In 1936 two new fire trucks were purchased, one for the city and one for the townships. In 1959 both of these trucks were traded in for the new truck, and Groton, Putney, Riverside, Henry, East and West Hanson townships are serviced by the Groton Fire Department.
In the late 1970’s questions of liability insurance started coming up, as well as what properties were covered under which departments. In 1980 and 1981 city attorney Richard Kolker helped the Rural Fire Department and City Fire Department (same volunteers) become a non-profit corporation. It was set up with a Board of Trustees to oversee the firemen and provide money from the townships and the City to fund operating expenses. The firemen continued to contribute with fundraisers and events. The bylaws were amended to include the Chief on the Board of Trustees as a voting member. In 2002 Farmington Township in Day County petitioned to have 10 sections of their township join the Groton Fire District. A buy-in figure was negotiated and Jim Torguson became their first representative on the Board of Trustees. The 2006 Board of Trustees are: President Bruce Sippel, Riverside Twp.; Vice President Allen Walter, Groton Twp.; Chief Dale Ringgenberg; John Sippel, Putney; Marilyn Hoops, West Hanson Twp; Jim Torguson, Farmington Twp; Greg Clocksene, East Hanson Twp; Doug Abeln, Henry Twp; Deanna Hendrickson, City; Sherwin Nyberg, City; and Anita Lowary as the non-voting Secreatary/Treasurer.

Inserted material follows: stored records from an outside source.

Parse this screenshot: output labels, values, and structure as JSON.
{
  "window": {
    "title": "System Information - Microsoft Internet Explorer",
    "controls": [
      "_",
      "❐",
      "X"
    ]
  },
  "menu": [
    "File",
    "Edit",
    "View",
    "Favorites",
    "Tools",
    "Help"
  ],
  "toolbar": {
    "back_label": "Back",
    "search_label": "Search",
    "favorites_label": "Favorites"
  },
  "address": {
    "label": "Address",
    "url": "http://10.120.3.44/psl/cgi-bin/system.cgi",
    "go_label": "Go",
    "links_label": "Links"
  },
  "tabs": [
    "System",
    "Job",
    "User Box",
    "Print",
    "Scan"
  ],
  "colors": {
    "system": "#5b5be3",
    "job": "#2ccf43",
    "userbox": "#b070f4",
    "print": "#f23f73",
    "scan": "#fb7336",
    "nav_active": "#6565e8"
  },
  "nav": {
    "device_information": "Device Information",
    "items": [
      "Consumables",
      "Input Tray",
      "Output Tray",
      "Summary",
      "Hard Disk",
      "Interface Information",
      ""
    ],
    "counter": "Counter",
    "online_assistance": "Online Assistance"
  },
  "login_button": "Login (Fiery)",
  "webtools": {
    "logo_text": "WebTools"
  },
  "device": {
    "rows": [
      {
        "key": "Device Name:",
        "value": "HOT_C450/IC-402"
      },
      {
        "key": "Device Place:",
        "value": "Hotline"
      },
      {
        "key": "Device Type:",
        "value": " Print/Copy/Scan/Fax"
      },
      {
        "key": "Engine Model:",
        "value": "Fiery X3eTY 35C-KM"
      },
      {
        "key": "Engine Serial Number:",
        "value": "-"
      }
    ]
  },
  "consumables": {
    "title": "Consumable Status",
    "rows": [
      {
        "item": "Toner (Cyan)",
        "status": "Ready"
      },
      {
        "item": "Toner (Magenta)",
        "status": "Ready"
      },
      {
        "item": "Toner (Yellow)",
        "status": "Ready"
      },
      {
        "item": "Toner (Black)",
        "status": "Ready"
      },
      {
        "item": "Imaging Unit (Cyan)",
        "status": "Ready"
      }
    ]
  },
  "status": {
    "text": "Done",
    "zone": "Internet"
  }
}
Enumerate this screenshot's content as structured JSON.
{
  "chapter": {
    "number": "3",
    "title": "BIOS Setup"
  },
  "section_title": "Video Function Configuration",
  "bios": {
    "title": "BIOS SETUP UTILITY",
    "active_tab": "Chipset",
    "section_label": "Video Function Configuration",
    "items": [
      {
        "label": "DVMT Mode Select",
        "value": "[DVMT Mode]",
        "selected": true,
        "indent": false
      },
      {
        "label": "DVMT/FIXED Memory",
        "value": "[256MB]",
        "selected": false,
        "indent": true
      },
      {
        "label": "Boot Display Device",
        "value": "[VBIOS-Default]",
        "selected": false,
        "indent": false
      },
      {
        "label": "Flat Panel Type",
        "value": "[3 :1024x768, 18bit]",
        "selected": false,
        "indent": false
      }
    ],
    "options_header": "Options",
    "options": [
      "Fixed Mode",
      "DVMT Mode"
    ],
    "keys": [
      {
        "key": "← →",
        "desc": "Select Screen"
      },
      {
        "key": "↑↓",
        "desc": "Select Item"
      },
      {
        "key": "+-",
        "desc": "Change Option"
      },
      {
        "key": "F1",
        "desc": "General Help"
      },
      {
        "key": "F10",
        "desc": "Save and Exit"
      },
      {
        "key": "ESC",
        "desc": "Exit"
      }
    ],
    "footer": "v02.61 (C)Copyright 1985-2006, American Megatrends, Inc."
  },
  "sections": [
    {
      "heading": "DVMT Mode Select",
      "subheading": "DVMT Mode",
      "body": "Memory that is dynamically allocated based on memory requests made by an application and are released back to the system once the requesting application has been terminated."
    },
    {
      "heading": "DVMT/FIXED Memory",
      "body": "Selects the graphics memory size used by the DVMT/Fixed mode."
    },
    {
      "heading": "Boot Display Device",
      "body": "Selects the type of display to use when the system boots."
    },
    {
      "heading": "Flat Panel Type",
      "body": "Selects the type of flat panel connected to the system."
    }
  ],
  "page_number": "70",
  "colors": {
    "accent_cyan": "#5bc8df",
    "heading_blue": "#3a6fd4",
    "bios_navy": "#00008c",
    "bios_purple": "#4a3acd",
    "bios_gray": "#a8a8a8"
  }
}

In 1984 a new fire hall was constructed. After many changes in design and a few grumblings from township officials, a 60 ft x 100 ft building was constructed and since the City paid for the extra 20 ft x 100 ft of concrete, the newly formed Rescue Squad was allowed to have one section. Everyone soon agreed that having a concrete floor in all of the building was nice and that the size wasn’t too big, that the garage doors really did need electric openers which were paid by the firemen, and that the Rescue Squad and Firemen could work together, especially when several men were members of both units.
In 1987 a new Chevrolet truck and fire fighting apparatus was purchased. In 1958 “rural” truck was sold to Andover Fire Department, who were glad to get an update on their truck. Since 1987, three new, used water tank trucks have been purchased and reworked to be used fro firefighting. A new, used grass rig is ready to stop wild land fires. The department has also gotten a 4 wheeler and gama-goat for fire fighting in marshy areas. The department was called several times to fight wild land fires along the James River by Highway 12 and up in the slough areas north of Claremont in 2002. These fires gave our new firemen more experience than they wanted on how to sidestep a fire that is rapidly turning in the winds, and how to keep stuck equipment from being burned. New wildland fire protective clothing that was light weight was found to be a must to keep firemen from being overcome from the heat of their regular bunker gear. In 2004 and 2005 Fire Chief Dale Ringgenberg was able to secure several grants to help pay for gear, equipment, hose and breathing apparatus.